The FDA has approved the Barostim Neo System (CVRx, Inc) for the improvement of symptoms in patients with advanced heart failure who are not suited for treatment with other heart failure devices, such as cardiac resynchronization therapy. This approval is based on the results from the Baroreflex Activation Therapy for Heart Failure Pivotal Trial (BeAT-HF).
About 5.7 million people in the United States face heart failure. The treatment spectrum runs the gamut from addressing underlying causes and reducing symptoms, such as fatigue and swelling in the lower extremities that make physical activity difficult.
The Baroreflex Activation Therapy for Heart Failure Pivotal Trial (BeAT-HF) was a prospective, multicenter randomized clinical trial with 408 patients with advanced heart failure that evidenced the Barostim Neo is safe for patients in heart failure with reduced ejection fraction. It also improved patients’ quality-of-life score by 14 points, improved their exercise capacity by 60 meters in the standardized 6-minute hall walk test, and proved their functional status as assessed by their NYHA classification.

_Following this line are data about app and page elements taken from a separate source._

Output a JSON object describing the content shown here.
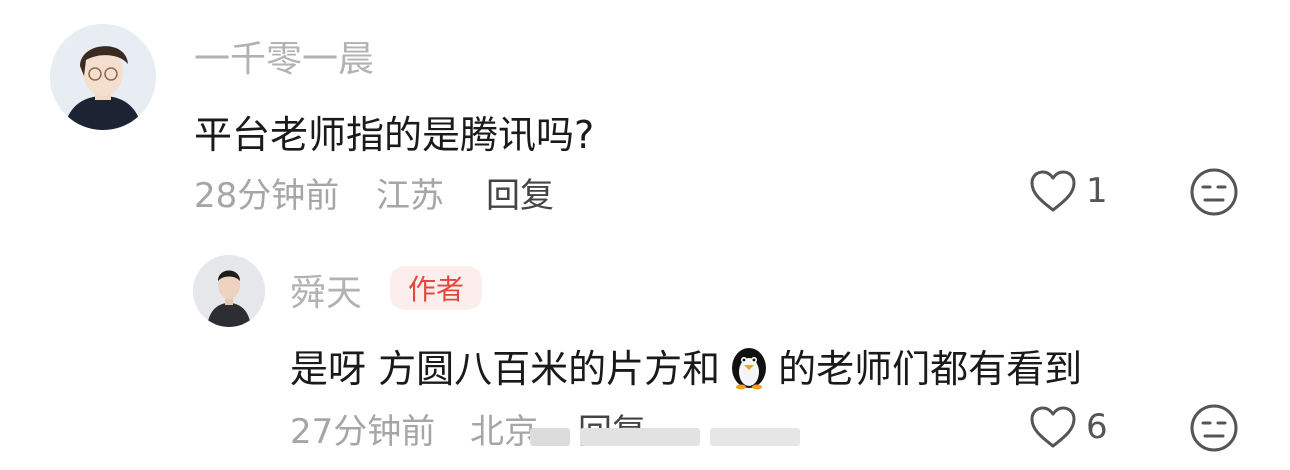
{
  "comment": {
    "username": "一千零一晨",
    "text": "平台老师指的是腾讯吗?",
    "time": "28分钟前",
    "location": "江苏",
    "reply_label": "回复",
    "likes": "1"
  },
  "reply": {
    "username": "舜天",
    "badge": "作者",
    "text_before": "是呀 方圆八百米的片方和",
    "text_after": "的老师们都有看到",
    "time": "27分钟前",
    "location": "北京",
    "reply_label": "回复",
    "likes": "6"
  },
  "icons": {
    "like": "heart-outline-icon",
    "dislike": "neutral-face-icon",
    "inline_emoji": "penguin-icon"
  }
}
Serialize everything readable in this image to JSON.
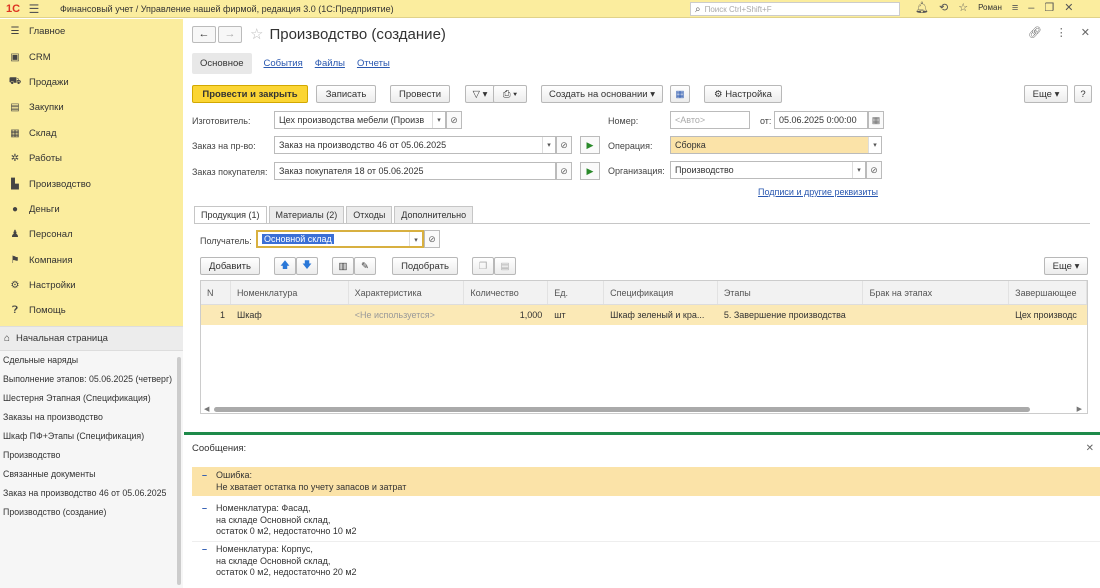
{
  "titlebar": {
    "logo": "1С",
    "title": "Финансовый учет / Управление нашей фирмой, редакция 3.0  (1С:Предприятие)",
    "search_placeholder": "Поиск Ctrl+Shift+F",
    "user": "Роман"
  },
  "sidebar": {
    "items": [
      {
        "label": "Главное",
        "icon": "menu-icon"
      },
      {
        "label": "CRM",
        "icon": "crm-icon"
      },
      {
        "label": "Продажи",
        "icon": "sales-icon"
      },
      {
        "label": "Закупки",
        "icon": "purchases-icon"
      },
      {
        "label": "Склад",
        "icon": "warehouse-icon"
      },
      {
        "label": "Работы",
        "icon": "works-icon"
      },
      {
        "label": "Производство",
        "icon": "production-icon"
      },
      {
        "label": "Деньги",
        "icon": "money-icon"
      },
      {
        "label": "Персонал",
        "icon": "personnel-icon"
      },
      {
        "label": "Компания",
        "icon": "company-icon"
      },
      {
        "label": "Настройки",
        "icon": "settings-icon"
      },
      {
        "label": "Помощь",
        "icon": "help-icon"
      }
    ]
  },
  "nav_panel": {
    "home": "Начальная страница",
    "items": [
      "Сдельные наряды",
      "Выполнение этапов: 05.06.2025 (четверг)",
      "Шестерня Этапная (Спецификация)",
      "Заказы на производство",
      "Шкаф ПФ+Этапы (Спецификация)",
      "Производство",
      "Связанные документы",
      "Заказ на производство 46 от 05.06.2025",
      "Производство (создание)"
    ]
  },
  "doc": {
    "title": "Производство (создание)",
    "tabs": [
      "Основное",
      "События",
      "Файлы",
      "Отчеты"
    ],
    "toolbar": {
      "post_close": "Провести и закрыть",
      "save": "Записать",
      "post": "Провести",
      "create_based": "Создать на основании",
      "settings": "Настройка",
      "more": "Еще"
    },
    "fields": {
      "manufacturer_label": "Изготовитель:",
      "manufacturer_value": "Цех производства мебели (Произв",
      "order_label": "Заказ на пр-во:",
      "order_value": "Заказ на производство 46 от 05.06.2025",
      "customer_order_label": "Заказ покупателя:",
      "customer_order_value": "Заказ покупателя 18 от 05.06.2025",
      "number_label": "Номер:",
      "number_placeholder": "<Авто>",
      "date_label": "от:",
      "date_value": "05.06.2025  0:00:00",
      "operation_label": "Операция:",
      "operation_value": "Сборка",
      "org_label": "Организация:",
      "org_value": "Производство",
      "signatures_link": "Подписи и другие реквизиты"
    },
    "inner_tabs": [
      "Продукция (1)",
      "Материалы (2)",
      "Отходы",
      "Дополнительно"
    ],
    "recipient_label": "Получатель:",
    "recipient_value": "Основной склад",
    "table_toolbar": {
      "add": "Добавить",
      "pick": "Подобрать",
      "more": "Еще"
    },
    "table": {
      "columns": [
        "N",
        "Номенклатура",
        "Характеристика",
        "Количество",
        "Ед.",
        "Спецификация",
        "Этапы",
        "Брак на этапах",
        "Завершающее"
      ],
      "rows": [
        [
          "1",
          "Шкаф",
          "<Не используется>",
          "1,000",
          "шт",
          "Шкаф зеленый и кра...",
          "5. Завершение производства",
          "",
          "Цех производс"
        ]
      ]
    },
    "messages": {
      "title": "Сообщения:",
      "items": [
        {
          "line1": "Ошибка:",
          "line2": "Не хватает остатка по учету запасов и затрат",
          "line3": ""
        },
        {
          "line1": "Номенклатура: Фасад,",
          "line2": "на складе Основной склад,",
          "line3": "остаток 0 м2, недостаточно 10 м2"
        },
        {
          "line1": "Номенклатура: Корпус,",
          "line2": "на складе Основной склад,",
          "line3": "остаток 0 м2, недостаточно 20 м2"
        }
      ]
    }
  }
}
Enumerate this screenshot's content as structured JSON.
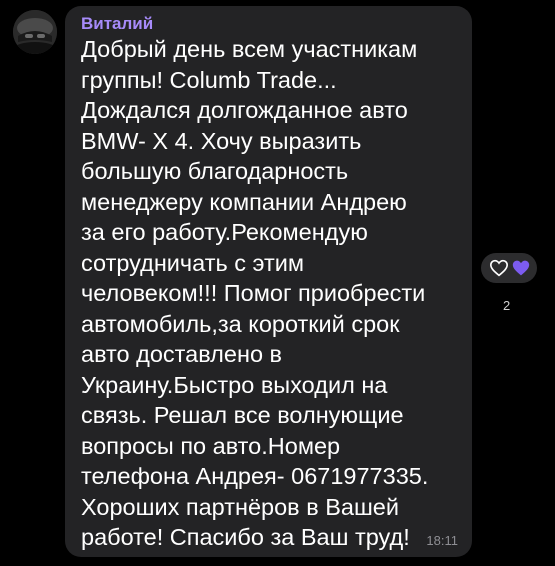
{
  "message": {
    "sender": "Виталий",
    "text": "Добрый день всем участникам\nгруппы! Columb Trade...\nДождался долгожданное авто\nBMW- X 4. Хочу выразить\nбольшую благодарность\nменеджеру компании Андрею\nза его работу.Рекомендую\nсотрудничать с этим\nчеловеком!!! Помог приобрести\nавтомобиль,за короткий срок\nавто доставлено в\nУкраину.Быстро выходил на\nсвязь. Решал все волнующие\nвопросы по авто.Номер\nтелефона Андрея- 0671977335.\nХороших партнёров в Вашей\nработе! Спасибо за Ваш труд!",
    "time": "18:11"
  },
  "reactions": {
    "count": "2",
    "icons": [
      "heart-outline-icon",
      "heart-filled-icon"
    ]
  },
  "colors": {
    "background": "#000000",
    "bubble": "#232325",
    "sender": "#a78bfa",
    "text": "#ffffff",
    "time": "#8e8e93",
    "reaction_accent": "#7c5cf0"
  }
}
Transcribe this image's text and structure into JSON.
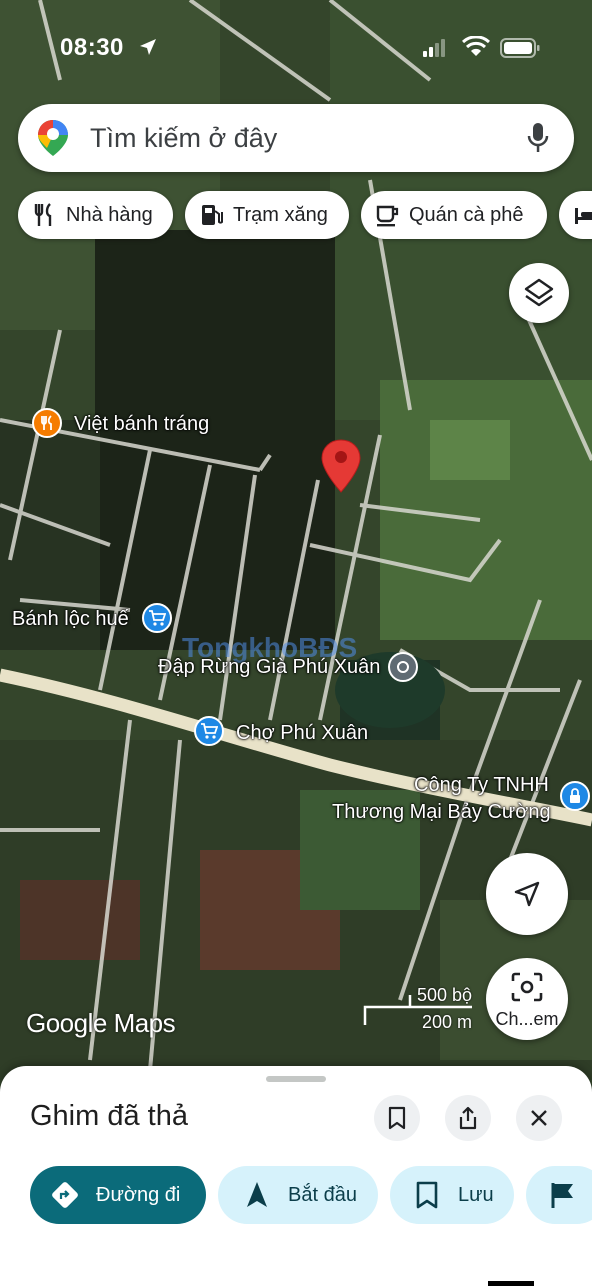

These clinical differences in treatment were observed despite an increase in the number of medications in the control arm.
The Barostim New System is now indicated for patients who have a regular heart rhythm, are not candidates for cardiac resynchronization therapy, and have a left ventricular ejection fraction of less than or equal to 35%. The FDA has required that the manufacturer conduct a post-approval study investigating the potential of the therapy to prolong life and reduce the need for patient hospitalization.
The product is designed to electrically activate the baroreflex, the body’s natural mechanism to regulate cardiovascular function. Barostim therapy reduces sympathetic activity and increases parasympathetic activity, restoring autonomic balance. The device can be adjusted to meet different patient’s individual therapy needs, includes a pulse generator implanted below the collarbone and connected to a lead that attaches to the carotid artery. Once the device is planted it sends electrical impulses to baroreceptors, which sense how blood is flowing through the carotid arteries and relay information to the brain. Thereafter, the brain sends signals to the heart and blood vessels and inhibit the production of stress-related hormones.
CVRx, Inc. is a privately held company founded in 2001 and headquartered in Minneapolis, MN. Their vision is to advance health for people everywhere, giving each patient a fuller life. The company has raised over $300 million in venture capital and pioneers unique therapies that harness and harmonize the body’s natural systems.
Michael Zile, MD, Professor of Medicine at Medical University of South Carolina, Chairperson of the BeAT-HF Executive Steering CommitteeSource: U.S. Food & Drug Adminstration